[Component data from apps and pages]
++++++++

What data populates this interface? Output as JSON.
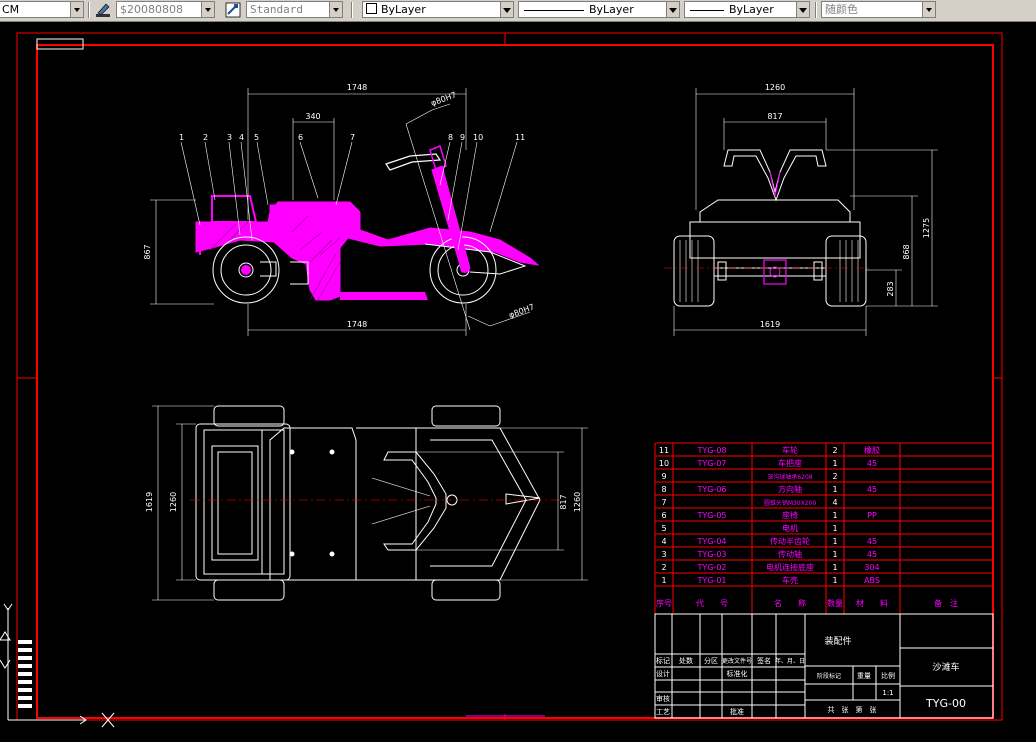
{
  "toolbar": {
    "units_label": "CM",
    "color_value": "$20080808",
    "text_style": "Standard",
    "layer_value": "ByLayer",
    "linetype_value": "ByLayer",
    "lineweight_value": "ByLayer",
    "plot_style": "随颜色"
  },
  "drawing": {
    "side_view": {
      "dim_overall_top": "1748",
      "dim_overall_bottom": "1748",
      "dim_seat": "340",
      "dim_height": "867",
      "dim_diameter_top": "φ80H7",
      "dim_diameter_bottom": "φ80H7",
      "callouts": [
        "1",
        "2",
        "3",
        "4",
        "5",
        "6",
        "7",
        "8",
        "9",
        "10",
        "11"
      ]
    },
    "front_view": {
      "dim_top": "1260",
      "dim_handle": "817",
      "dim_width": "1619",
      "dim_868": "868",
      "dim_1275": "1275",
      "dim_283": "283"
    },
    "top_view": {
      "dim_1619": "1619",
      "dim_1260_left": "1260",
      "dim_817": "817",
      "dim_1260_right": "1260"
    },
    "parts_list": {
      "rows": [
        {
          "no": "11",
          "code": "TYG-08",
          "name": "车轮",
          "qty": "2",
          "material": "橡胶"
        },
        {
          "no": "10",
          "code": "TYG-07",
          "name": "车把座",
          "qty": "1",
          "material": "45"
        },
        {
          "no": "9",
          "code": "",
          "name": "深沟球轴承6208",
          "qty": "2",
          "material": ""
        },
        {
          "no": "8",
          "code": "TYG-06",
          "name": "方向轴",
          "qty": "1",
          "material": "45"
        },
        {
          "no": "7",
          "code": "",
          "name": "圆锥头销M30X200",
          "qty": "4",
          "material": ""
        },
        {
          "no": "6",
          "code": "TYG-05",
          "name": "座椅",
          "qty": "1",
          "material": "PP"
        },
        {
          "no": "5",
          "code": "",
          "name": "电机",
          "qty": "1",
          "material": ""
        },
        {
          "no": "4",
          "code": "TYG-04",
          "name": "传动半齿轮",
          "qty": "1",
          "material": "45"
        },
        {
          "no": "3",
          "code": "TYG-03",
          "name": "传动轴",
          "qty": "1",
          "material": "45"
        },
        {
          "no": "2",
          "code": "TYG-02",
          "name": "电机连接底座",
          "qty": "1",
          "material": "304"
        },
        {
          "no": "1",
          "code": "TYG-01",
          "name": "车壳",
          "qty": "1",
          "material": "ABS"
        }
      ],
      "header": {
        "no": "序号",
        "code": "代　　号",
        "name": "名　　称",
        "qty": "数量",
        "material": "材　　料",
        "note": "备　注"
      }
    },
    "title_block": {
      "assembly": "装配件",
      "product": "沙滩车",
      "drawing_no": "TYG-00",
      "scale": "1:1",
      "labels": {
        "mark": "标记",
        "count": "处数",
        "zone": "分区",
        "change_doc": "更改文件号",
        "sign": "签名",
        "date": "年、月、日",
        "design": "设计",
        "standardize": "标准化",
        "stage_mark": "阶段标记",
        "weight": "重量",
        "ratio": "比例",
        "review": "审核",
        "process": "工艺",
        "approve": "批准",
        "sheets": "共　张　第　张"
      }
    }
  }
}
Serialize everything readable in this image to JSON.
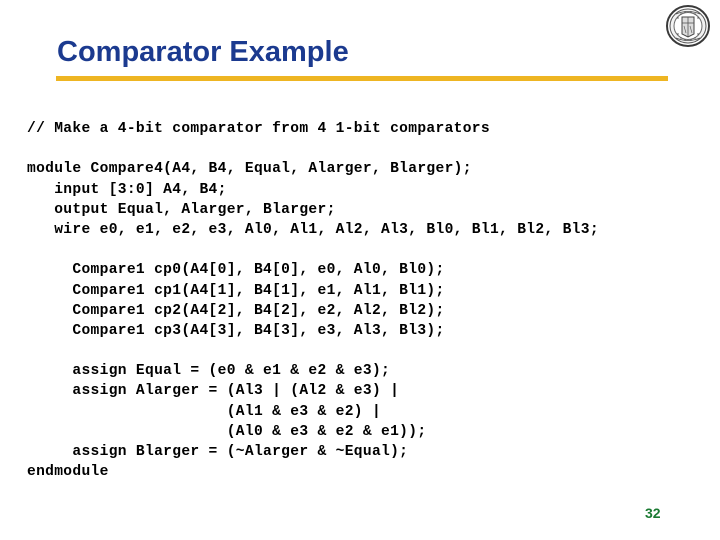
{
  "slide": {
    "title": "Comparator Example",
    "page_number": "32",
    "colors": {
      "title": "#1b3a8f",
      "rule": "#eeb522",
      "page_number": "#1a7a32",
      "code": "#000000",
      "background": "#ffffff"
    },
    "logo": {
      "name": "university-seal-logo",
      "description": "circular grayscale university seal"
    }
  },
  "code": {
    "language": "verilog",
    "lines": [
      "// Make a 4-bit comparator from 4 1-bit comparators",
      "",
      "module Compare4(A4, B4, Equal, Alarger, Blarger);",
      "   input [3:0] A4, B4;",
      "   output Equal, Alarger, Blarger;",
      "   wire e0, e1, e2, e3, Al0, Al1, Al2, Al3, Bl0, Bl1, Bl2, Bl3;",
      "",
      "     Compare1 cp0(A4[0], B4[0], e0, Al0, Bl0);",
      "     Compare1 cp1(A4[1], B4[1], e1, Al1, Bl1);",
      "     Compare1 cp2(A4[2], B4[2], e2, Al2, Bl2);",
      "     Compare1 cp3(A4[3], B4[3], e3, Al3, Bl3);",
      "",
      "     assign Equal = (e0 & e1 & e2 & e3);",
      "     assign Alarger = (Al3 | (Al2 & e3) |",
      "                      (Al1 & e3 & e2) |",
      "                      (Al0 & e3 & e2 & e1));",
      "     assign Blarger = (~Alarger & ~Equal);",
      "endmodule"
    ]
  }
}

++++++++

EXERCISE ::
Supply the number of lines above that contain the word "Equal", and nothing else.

REPLY TO THE TASK ::
4